* [What you are asked to do] Do any lines in the data below contain "timestamp"? If so, copy every one of them.

* [Records provided]
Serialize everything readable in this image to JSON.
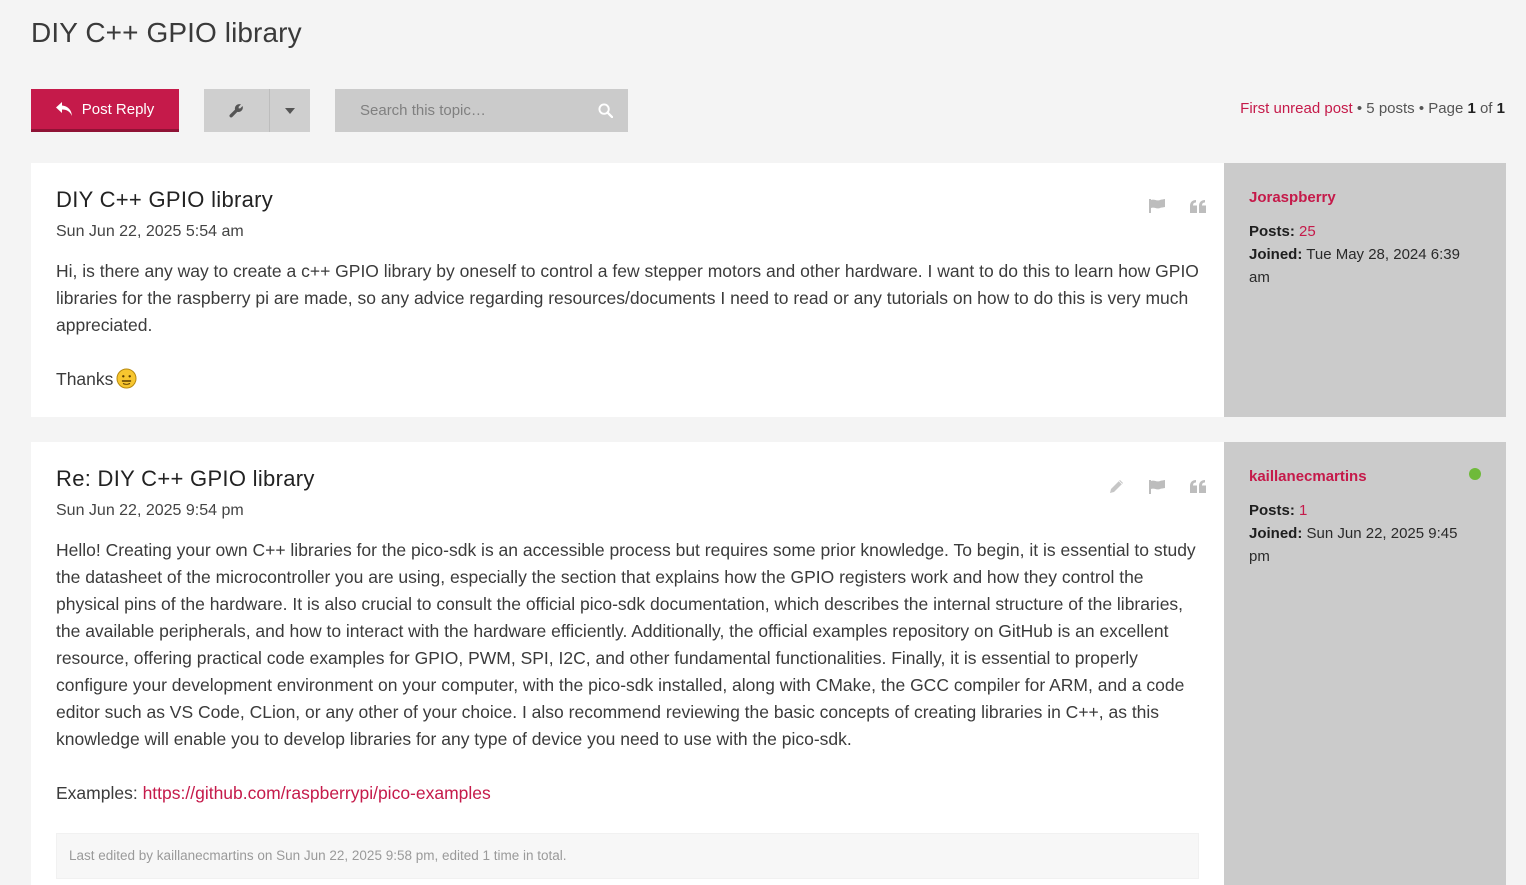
{
  "topic": {
    "title": "DIY C++ GPIO library"
  },
  "action_bar": {
    "reply_label": "Post Reply",
    "search_placeholder": "Search this topic…",
    "pagination": {
      "first_unread": "First unread post",
      "posts_count": " • 5 posts • Page ",
      "page_current": "1",
      "of_text": " of ",
      "page_total": "1"
    }
  },
  "posts": [
    {
      "title": "DIY C++ GPIO library",
      "date": "Sun Jun 22, 2025 5:54 am",
      "content": [
        "Hi, is there any way to create a c++ GPIO library by oneself to control a few stepper motors and other hardware. I want to do this to learn how GPIO libraries for the raspberry pi are made, so any advice regarding resources/documents I need to read or any tutorials on how to do this is very much appreciated.",
        "Thanks"
      ],
      "author": {
        "name": "Joraspberry",
        "posts_label": "Posts:",
        "posts_value": "25",
        "joined_label": "Joined:",
        "joined_value": "Tue May 28, 2024 6:39 am"
      }
    },
    {
      "title": "Re: DIY C++ GPIO library",
      "date": "Sun Jun 22, 2025 9:54 pm",
      "content": [
        "Hello! Creating your own C++ libraries for the pico-sdk is an accessible process but requires some prior knowledge. To begin, it is essential to study the datasheet of the microcontroller you are using, especially the section that explains how the GPIO registers work and how they control the physical pins of the hardware. It is also crucial to consult the official pico-sdk documentation, which describes the internal structure of the libraries, the available peripherals, and how to interact with the hardware efficiently. Additionally, the official examples repository on GitHub is an excellent resource, offering practical code examples for GPIO, PWM, SPI, I2C, and other fundamental functionalities. Finally, it is essential to properly configure your development environment on your computer, with the pico-sdk installed, along with CMake, the GCC compiler for ARM, and a code editor such as VS Code, CLion, or any other of your choice. I also recommend reviewing the basic concepts of creating libraries in C++, as this knowledge will enable you to develop libraries for any type of device you need to use with the pico-sdk."
      ],
      "examples_label": "Examples: ",
      "examples_link": "https://github.com/raspberrypi/pico-examples",
      "edit_notice": "Last edited by kaillanecmartins on Sun Jun 22, 2025 9:58 pm, edited 1 time in total.",
      "author": {
        "name": "kaillanecmartins",
        "posts_label": "Posts:",
        "posts_value": "1",
        "joined_label": "Joined:",
        "joined_value": "Sun Jun 22, 2025 9:45 pm",
        "online": true
      }
    }
  ],
  "colors": {
    "accent": "#c51a4a",
    "profile_bg": "#cbcbcb",
    "online": "#6fba3a"
  },
  "icons": [
    "reply-icon",
    "wrench-icon",
    "caret-down-icon",
    "search-icon",
    "flag-icon",
    "quote-icon",
    "pencil-icon",
    "emoji-icon"
  ]
}
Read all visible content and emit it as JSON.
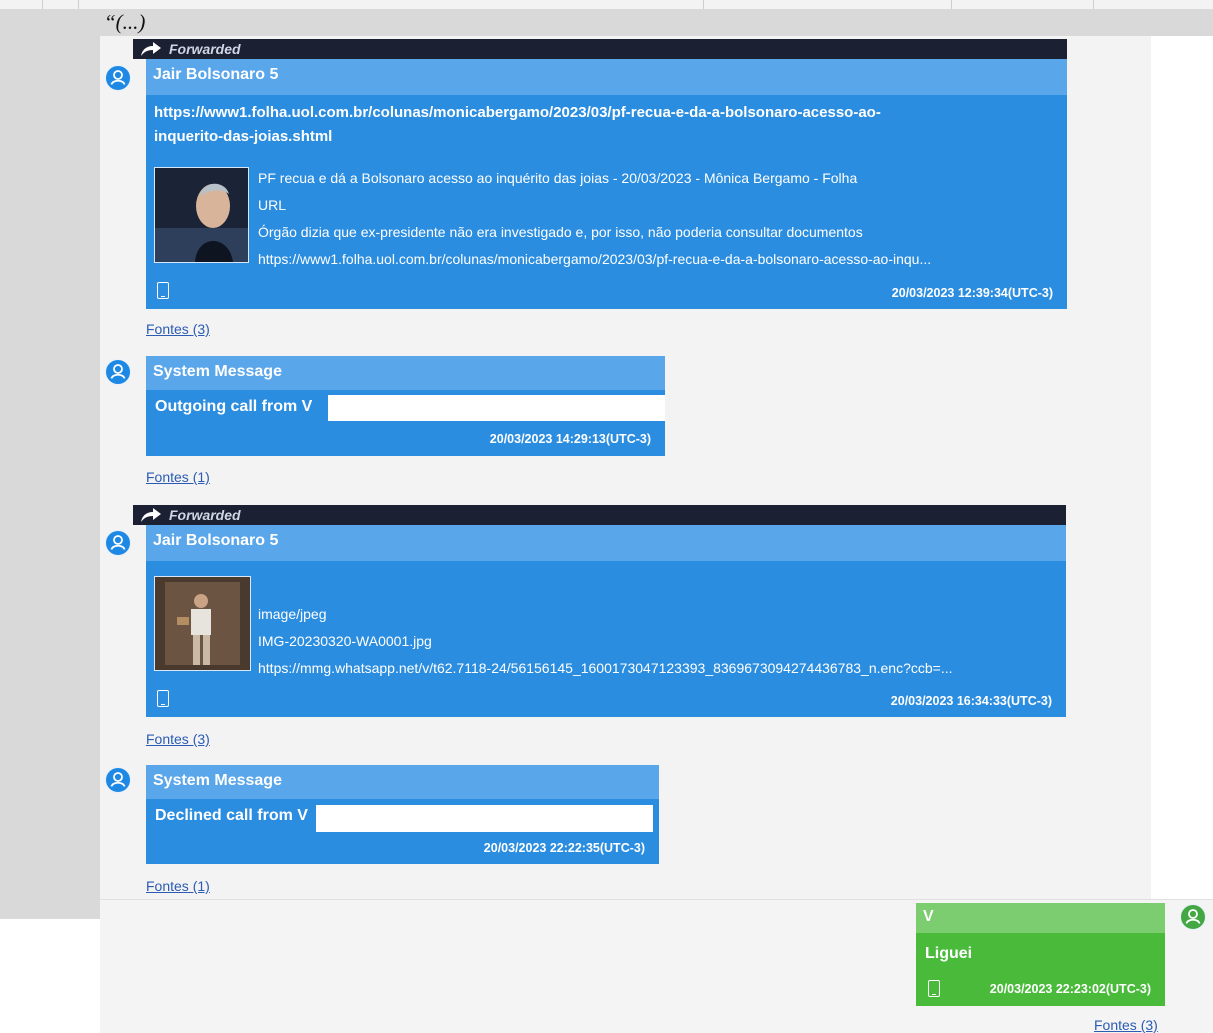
{
  "quote_prefix": "“(...)",
  "messages": [
    {
      "forwarded_label": "Forwarded",
      "sender": "Jair Bolsonaro 5",
      "link_title": "https://www1.folha.uol.com.br/colunas/monicabergamo/2023/03/pf-recua-e-da-a-bolsonaro-acesso-ao-inquerito-das-joias.shtml",
      "link_title_line1": "https://www1.folha.uol.com.br/colunas/monicabergamo/2023/03/pf-recua-e-da-a-bolsonaro-acesso-ao-",
      "link_title_line2": "inquerito-das-joias.shtml",
      "preview_title": "PF recua e dá a Bolsonaro acesso ao inquérito das joias - 20/03/2023 - Mônica Bergamo - Folha",
      "preview_type": "URL",
      "preview_description": "Órgão dizia que ex-presidente não era investigado e, por isso, não poderia consultar documentos",
      "preview_url": "https://www1.folha.uol.com.br/colunas/monicabergamo/2023/03/pf-recua-e-da-a-bolsonaro-acesso-ao-inqu...",
      "timestamp": "20/03/2023 12:39:34(UTC-3)",
      "sources": "Fontes (3)"
    },
    {
      "sender": "System Message",
      "text": "Outgoing call from V",
      "timestamp": "20/03/2023 14:29:13(UTC-3)",
      "sources": "Fontes (1)"
    },
    {
      "forwarded_label": "Forwarded",
      "sender": "Jair Bolsonaro 5",
      "mime": "image/jpeg",
      "filename": "IMG-20230320-WA0001.jpg",
      "url": "https://mmg.whatsapp.net/v/t62.7118-24/56156145_1600173047123393_8369673094274436783_n.enc?ccb=...",
      "timestamp": "20/03/2023 16:34:33(UTC-3)",
      "sources": "Fontes (3)"
    },
    {
      "sender": "System Message",
      "text": "Declined call from V",
      "timestamp": "20/03/2023 22:22:35(UTC-3)",
      "sources": "Fontes (1)"
    },
    {
      "sender": "V",
      "text": "Liguei",
      "timestamp": "20/03/2023 22:23:02(UTC-3)",
      "sources": "Fontes (3)"
    }
  ],
  "colors": {
    "incoming_bubble": "#2b8de0",
    "incoming_header": "#5aa6ea",
    "outgoing_bubble": "#4aba3b",
    "forwarded_bar": "#1b2033",
    "link": "#2b5bb3"
  },
  "icons": {
    "avatar": "user-avatar-icon",
    "forwarded": "forward-arrow-icon",
    "device": "phone-icon"
  }
}
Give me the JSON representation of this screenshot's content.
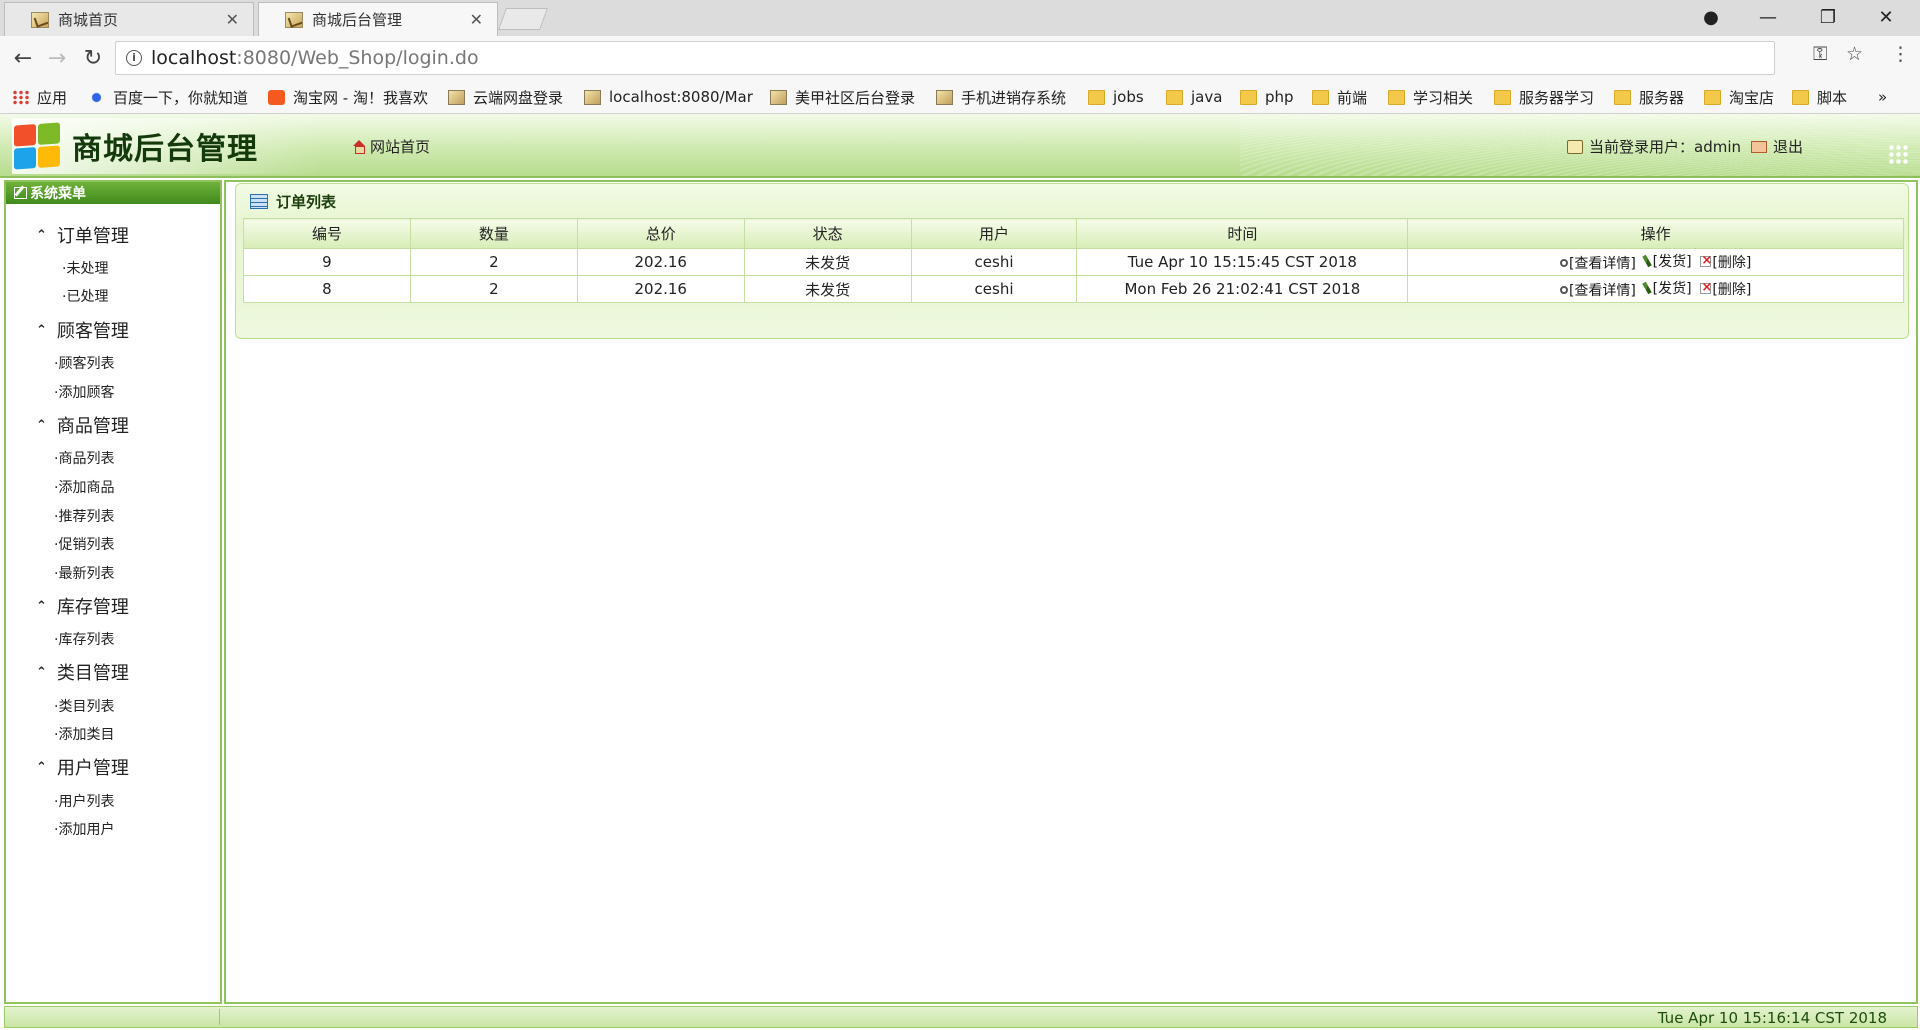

* [Task response]
      "timestamp": "20/03/2023 12:39:34(UTC-3)",
      "timestamp": "20/03/2023 14:29:13(UTC-3)",
      "timestamp": "20/03/2023 16:34:33(UTC-3)",
      "timestamp": "20/03/2023 22:22:35(UTC-3)",
      "timestamp": "20/03/2023 22:23:02(UTC-3)",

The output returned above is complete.